0

As billboards and banners fill the streets around Doha and beyond, some candidates have preferred to use social media to advance their campaigns, as the hashtag “Qatari Shura Council Election” has been trending on Twitter.

The elections, scheduled for October 2, are the first to be held in Qatar [AFP/Getty]

Election campaigns in Qatar are intensifying in the streets as well as on social media, as the tiny Gulf emirate prepares for its first parliamentary elections scheduled for next week.

As billboards and banners fill the streets around Doha and beyond, some candidates have preferred to use social media to advance their campaigns, as the hashtag “Qatari Shura Council Election” has been trending on Twitter.

Offers are even made to candidates by local newspapers to convince them to promote their election campaigns in their publications, on their websites and on their social media pages.

So far, about 30 percent of the total applicants have resorted to this tactic.

Offers include posting candidate news, media coverage, advertisements, content creation, managing social media accounts, and more.
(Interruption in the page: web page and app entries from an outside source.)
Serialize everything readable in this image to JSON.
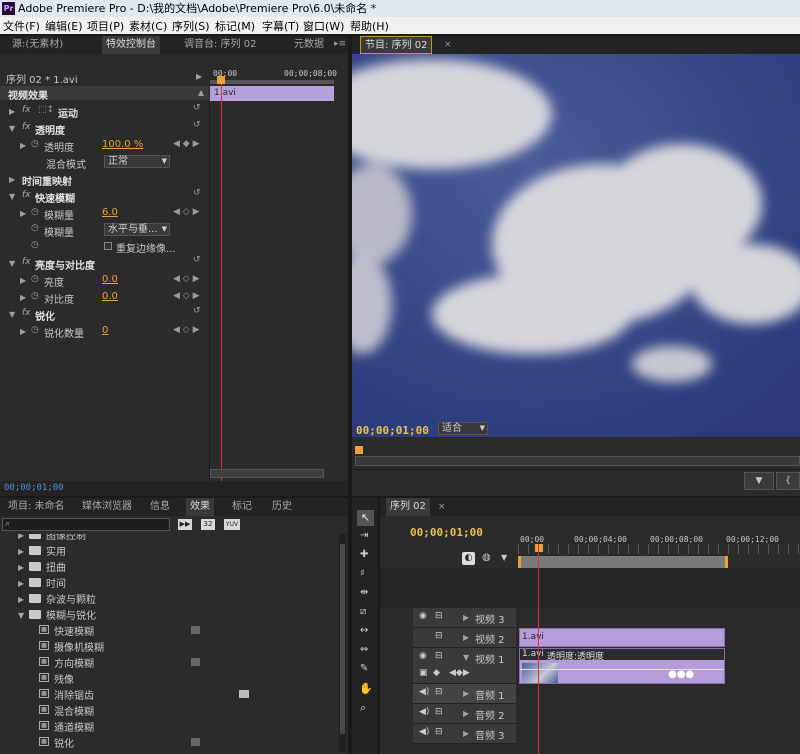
{
  "titlebar": {
    "icon": "Pr",
    "title": "Adobe Premiere Pro - D:\\我的文档\\Adobe\\Premiere Pro\\6.0\\未命名 *"
  },
  "menubar": [
    "文件(F)",
    "编辑(E)",
    "项目(P)",
    "素材(C)",
    "序列(S)",
    "标记(M)",
    "字幕(T)",
    "窗口(W)",
    "帮助(H)"
  ],
  "effect_controls": {
    "tabs": [
      "源:(无素材)",
      "特效控制台",
      "调音台: 序列 02",
      "元数据"
    ],
    "sequence": "序列 02 * 1.avi",
    "ruler_start": "00;00",
    "ruler_end": "00;00;08;00",
    "clip_label": "1.avi",
    "section": "视频效果",
    "motion": "运动",
    "opacity": "透明度",
    "opacity_param": "透明度",
    "opacity_value": "100.0 %",
    "blend_label": "混合模式",
    "blend_value": "正常",
    "time_remap": "时间重映射",
    "fast_blur": "快速模糊",
    "blur_param": "模糊量",
    "blur_value": "6.0",
    "blur_dim_label": "模糊量",
    "blur_dim_value": "水平与垂...",
    "repeat_edge": "重复边缘像...",
    "bc": "亮度与对比度",
    "brightness": "亮度",
    "brightness_value": "0.0",
    "contrast": "对比度",
    "contrast_value": "0.0",
    "sharpen": "锐化",
    "sharpen_amount": "锐化数量",
    "sharpen_value": "0",
    "timecode": "00;00;01;00"
  },
  "program": {
    "tab": "节目: 序列 02",
    "timecode": "00;00;01;00",
    "zoom": "适合"
  },
  "project": {
    "tabs": [
      "项目: 未命名",
      "媒体浏览器",
      "信息",
      "效果",
      "标记",
      "历史"
    ],
    "search_placeholder": "",
    "btn_a": "32",
    "btn_b": "YUV",
    "items": [
      {
        "name": "图像控制",
        "level": 1,
        "type": "folder"
      },
      {
        "name": "实用",
        "level": 1,
        "type": "folder"
      },
      {
        "name": "扭曲",
        "level": 1,
        "type": "folder"
      },
      {
        "name": "时间",
        "level": 1,
        "type": "folder"
      },
      {
        "name": "杂波与颗粒",
        "level": 1,
        "type": "folder"
      },
      {
        "name": "模糊与锐化",
        "level": 1,
        "type": "folder",
        "open": true
      },
      {
        "name": "快速模糊",
        "level": 2,
        "type": "effect"
      },
      {
        "name": "摄像机模糊",
        "level": 2,
        "type": "effect"
      },
      {
        "name": "方向模糊",
        "level": 2,
        "type": "effect"
      },
      {
        "name": "残像",
        "level": 2,
        "type": "effect"
      },
      {
        "name": "消除锯齿",
        "level": 2,
        "type": "effect"
      },
      {
        "name": "混合模糊",
        "level": 2,
        "type": "effect"
      },
      {
        "name": "通道模糊",
        "level": 2,
        "type": "effect"
      },
      {
        "name": "锐化",
        "level": 2,
        "type": "effect"
      }
    ]
  },
  "timeline": {
    "tab": "序列 02",
    "timecode": "00;00;01;00",
    "ruler": [
      "00;00",
      "00;00;04;00",
      "00;00;08;00",
      "00;00;12;00"
    ],
    "tracks": [
      "视频 3",
      "视频 2",
      "视频 1",
      "音频 1",
      "音频 2",
      "音频 3"
    ],
    "clip_v2": "1.avi",
    "clip_v1": "1.avi",
    "clip_v1_fx": "透明度:透明度"
  }
}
Prices for these services ranged from 150,000 to 500,000 Qatari rials for just over two weeks, the length of the election campaign.

Although no official statistics on social media users are available in Qatar, it is believed that over 50% of the estimated 2.8 million people living in the country have accounts on various social media platforms. Snapchat is at the forefront among the youngest.
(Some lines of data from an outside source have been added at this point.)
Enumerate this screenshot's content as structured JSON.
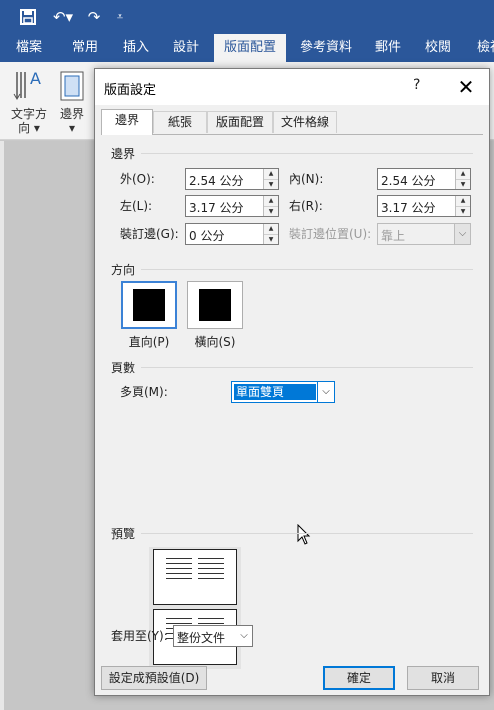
{
  "qat": {
    "save_icon": "save-icon",
    "undo_icon": "undo-icon",
    "redo_icon": "redo-icon",
    "customize_icon": "customize-qat-icon"
  },
  "ribbon_tabs": [
    "檔案",
    "常用",
    "插入",
    "設計",
    "版面配置",
    "參考資料",
    "郵件",
    "校閱",
    "檢視"
  ],
  "ribbon_groups": {
    "text_direction_line1": "文字方",
    "text_direction_line2": "向",
    "margins": "邊界"
  },
  "dialog": {
    "title": "版面設定",
    "help": "?",
    "tabs": [
      "邊界",
      "紙張",
      "版面配置",
      "文件格線"
    ],
    "margins_section": "邊界",
    "fields": {
      "outside_label": "外(O):",
      "outside_value": "2.54 公分",
      "inside_label": "內(N):",
      "inside_value": "2.54 公分",
      "left_label": "左(L):",
      "left_value": "3.17 公分",
      "right_label": "右(R):",
      "right_value": "3.17 公分",
      "gutter_label": "裝訂邊(G):",
      "gutter_value": "0 公分",
      "gutter_pos_label": "裝訂邊位置(U):",
      "gutter_pos_value": "靠上"
    },
    "orientation_section": "方向",
    "portrait_label": "直向(P)",
    "landscape_label": "橫向(S)",
    "pages_section": "頁數",
    "multiple_pages_label": "多頁(M):",
    "multiple_pages_value": "單面雙頁",
    "preview_section": "預覽",
    "apply_to_label": "套用至(Y):",
    "apply_to_value": "整份文件",
    "set_default_button": "設定成預設值(D)",
    "ok_button": "確定",
    "cancel_button": "取消"
  },
  "colors": {
    "word_blue": "#2b579a",
    "accent": "#0078d7"
  }
}
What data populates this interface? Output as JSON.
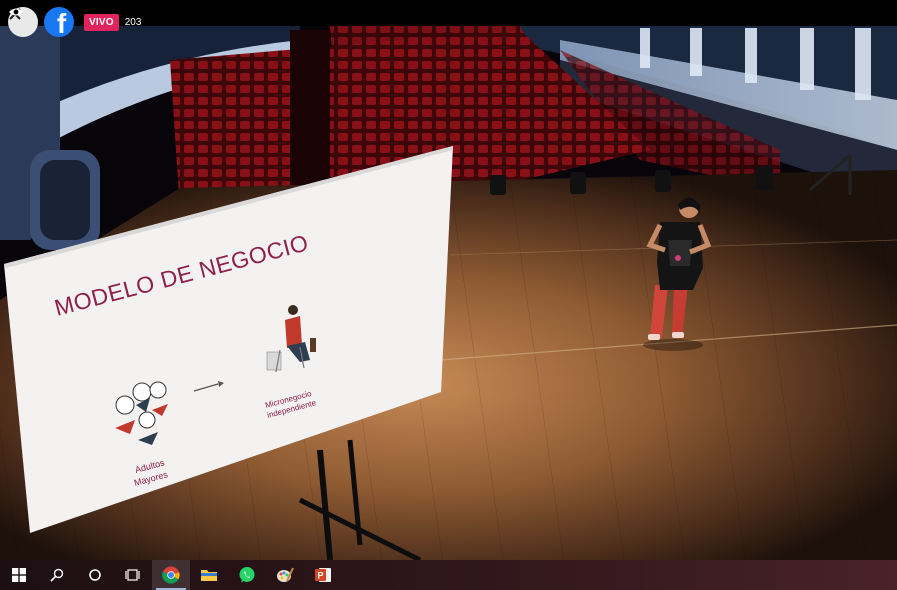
{
  "overlay": {
    "close_icon": "close-icon",
    "facebook_icon": "facebook-icon",
    "facebook_letter": "f",
    "live_label": "VIVO",
    "viewer_count": "203",
    "viewer_icon": "eye-icon"
  },
  "slide": {
    "title": "MODELO DE NEGOCIO",
    "left_caption_line1": "Adultos",
    "left_caption_line2": "Mayores",
    "right_caption_line1": "Micronegocio",
    "right_caption_line2": "independiente"
  },
  "taskbar": {
    "items": [
      {
        "name": "start",
        "icon": "windows-icon"
      },
      {
        "name": "search",
        "icon": "search-icon"
      },
      {
        "name": "cortana",
        "icon": "cortana-circle-icon"
      },
      {
        "name": "task-view",
        "icon": "task-view-icon"
      },
      {
        "name": "chrome",
        "icon": "chrome-icon",
        "active": true
      },
      {
        "name": "file-explorer",
        "icon": "folder-icon"
      },
      {
        "name": "whatsapp",
        "icon": "whatsapp-icon"
      },
      {
        "name": "paint",
        "icon": "paint-icon"
      },
      {
        "name": "powerpoint",
        "icon": "powerpoint-icon"
      }
    ]
  },
  "colors": {
    "live_badge": "#e0245e",
    "facebook": "#1877f2",
    "slide_title": "#8e1e4b",
    "seat_red": "#7a0c12",
    "stage_wood": "#8a5a34"
  }
}
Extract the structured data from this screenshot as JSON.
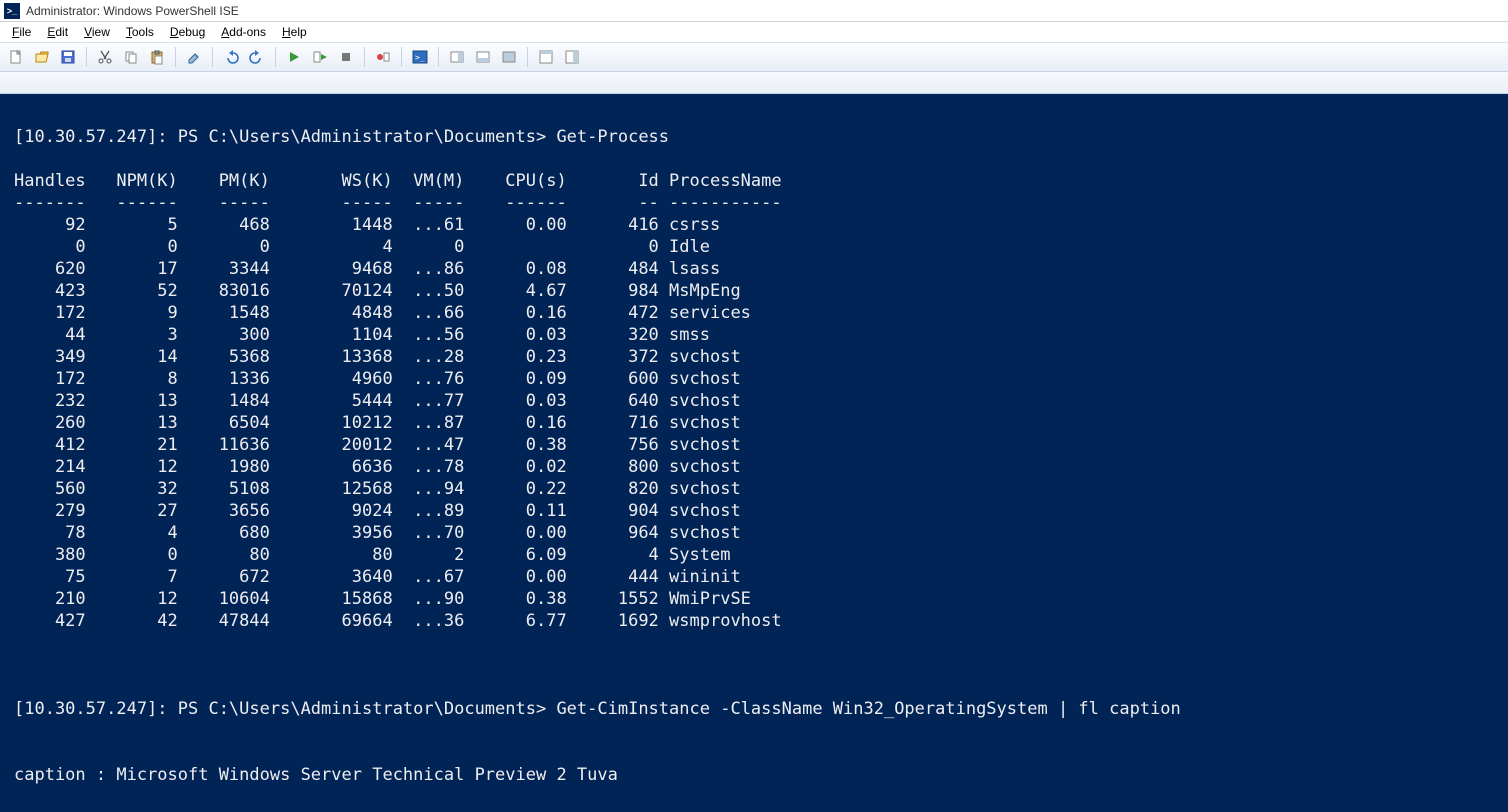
{
  "window": {
    "title": "Administrator: Windows PowerShell ISE"
  },
  "menu": {
    "file": {
      "label": "File",
      "ul": "F"
    },
    "edit": {
      "label": "Edit",
      "ul": "E"
    },
    "view": {
      "label": "View",
      "ul": "V"
    },
    "tools": {
      "label": "Tools",
      "ul": "T"
    },
    "debug": {
      "label": "Debug",
      "ul": "D"
    },
    "addons": {
      "label": "Add-ons",
      "ul": "A"
    },
    "help": {
      "label": "Help",
      "ul": "H"
    }
  },
  "toolbar_icons": [
    "new-icon",
    "open-icon",
    "save-icon",
    "sep",
    "cut-icon",
    "copy-icon",
    "paste-icon",
    "sep",
    "clear-icon",
    "sep",
    "undo-icon",
    "redo-icon",
    "sep",
    "run-icon",
    "run-selection-icon",
    "stop-icon",
    "sep",
    "breakpoint-icon",
    "sep",
    "powershell-icon",
    "sep",
    "layout-right-icon",
    "layout-bottom-icon",
    "layout-full-icon",
    "sep",
    "show-script-icon",
    "show-command-icon"
  ],
  "console": {
    "prompt1": "[10.30.57.247]: PS C:\\Users\\Administrator\\Documents> ",
    "cmd1": "Get-Process",
    "columns": [
      "Handles",
      "NPM(K)",
      "PM(K)",
      "WS(K)",
      "VM(M)",
      "CPU(s)",
      "Id",
      "ProcessName"
    ],
    "rows": [
      {
        "Handles": "92",
        "NPM": "5",
        "PM": "468",
        "WS": "1448",
        "VM": "...61",
        "CPU": "0.00",
        "Id": "416",
        "Name": "csrss"
      },
      {
        "Handles": "0",
        "NPM": "0",
        "PM": "0",
        "WS": "4",
        "VM": "0",
        "CPU": "",
        "Id": "0",
        "Name": "Idle"
      },
      {
        "Handles": "620",
        "NPM": "17",
        "PM": "3344",
        "WS": "9468",
        "VM": "...86",
        "CPU": "0.08",
        "Id": "484",
        "Name": "lsass"
      },
      {
        "Handles": "423",
        "NPM": "52",
        "PM": "83016",
        "WS": "70124",
        "VM": "...50",
        "CPU": "4.67",
        "Id": "984",
        "Name": "MsMpEng"
      },
      {
        "Handles": "172",
        "NPM": "9",
        "PM": "1548",
        "WS": "4848",
        "VM": "...66",
        "CPU": "0.16",
        "Id": "472",
        "Name": "services"
      },
      {
        "Handles": "44",
        "NPM": "3",
        "PM": "300",
        "WS": "1104",
        "VM": "...56",
        "CPU": "0.03",
        "Id": "320",
        "Name": "smss"
      },
      {
        "Handles": "349",
        "NPM": "14",
        "PM": "5368",
        "WS": "13368",
        "VM": "...28",
        "CPU": "0.23",
        "Id": "372",
        "Name": "svchost"
      },
      {
        "Handles": "172",
        "NPM": "8",
        "PM": "1336",
        "WS": "4960",
        "VM": "...76",
        "CPU": "0.09",
        "Id": "600",
        "Name": "svchost"
      },
      {
        "Handles": "232",
        "NPM": "13",
        "PM": "1484",
        "WS": "5444",
        "VM": "...77",
        "CPU": "0.03",
        "Id": "640",
        "Name": "svchost"
      },
      {
        "Handles": "260",
        "NPM": "13",
        "PM": "6504",
        "WS": "10212",
        "VM": "...87",
        "CPU": "0.16",
        "Id": "716",
        "Name": "svchost"
      },
      {
        "Handles": "412",
        "NPM": "21",
        "PM": "11636",
        "WS": "20012",
        "VM": "...47",
        "CPU": "0.38",
        "Id": "756",
        "Name": "svchost"
      },
      {
        "Handles": "214",
        "NPM": "12",
        "PM": "1980",
        "WS": "6636",
        "VM": "...78",
        "CPU": "0.02",
        "Id": "800",
        "Name": "svchost"
      },
      {
        "Handles": "560",
        "NPM": "32",
        "PM": "5108",
        "WS": "12568",
        "VM": "...94",
        "CPU": "0.22",
        "Id": "820",
        "Name": "svchost"
      },
      {
        "Handles": "279",
        "NPM": "27",
        "PM": "3656",
        "WS": "9024",
        "VM": "...89",
        "CPU": "0.11",
        "Id": "904",
        "Name": "svchost"
      },
      {
        "Handles": "78",
        "NPM": "4",
        "PM": "680",
        "WS": "3956",
        "VM": "...70",
        "CPU": "0.00",
        "Id": "964",
        "Name": "svchost"
      },
      {
        "Handles": "380",
        "NPM": "0",
        "PM": "80",
        "WS": "80",
        "VM": "2",
        "CPU": "6.09",
        "Id": "4",
        "Name": "System"
      },
      {
        "Handles": "75",
        "NPM": "7",
        "PM": "672",
        "WS": "3640",
        "VM": "...67",
        "CPU": "0.00",
        "Id": "444",
        "Name": "wininit"
      },
      {
        "Handles": "210",
        "NPM": "12",
        "PM": "10604",
        "WS": "15868",
        "VM": "...90",
        "CPU": "0.38",
        "Id": "1552",
        "Name": "WmiPrvSE"
      },
      {
        "Handles": "427",
        "NPM": "42",
        "PM": "47844",
        "WS": "69664",
        "VM": "...36",
        "CPU": "6.77",
        "Id": "1692",
        "Name": "wsmprovhost"
      }
    ],
    "prompt2": "[10.30.57.247]: PS C:\\Users\\Administrator\\Documents> ",
    "cmd2": "Get-CimInstance -ClassName Win32_OperatingSystem | fl caption",
    "result2_label": "caption : ",
    "result2_value": "Microsoft Windows Server Technical Preview 2 Tuva"
  }
}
The Qataris will elect 30 members to the 45-seat body on October 2, while Emir Sheikh Tamim bin Hamad al-Thani will continue to appoint the remaining 15 members.

The Council will have legislative authority and will approve general state policies and the budget. It will also exercise control over the executive, with the exception of defense, security, economic and investment policy bodies.

The October polls sparked a debate over electoral inclusion after some members of the Al Mullah tribe found themselves ineligible to vote under a law limiting voting to Qataris whose families were in the country before 1930 .

Small but rich gas producer which already organizes municipal elections, Qatar bans political parties like other Arab Gulf countries.


Source link

Share.

About Author

Leave A Reply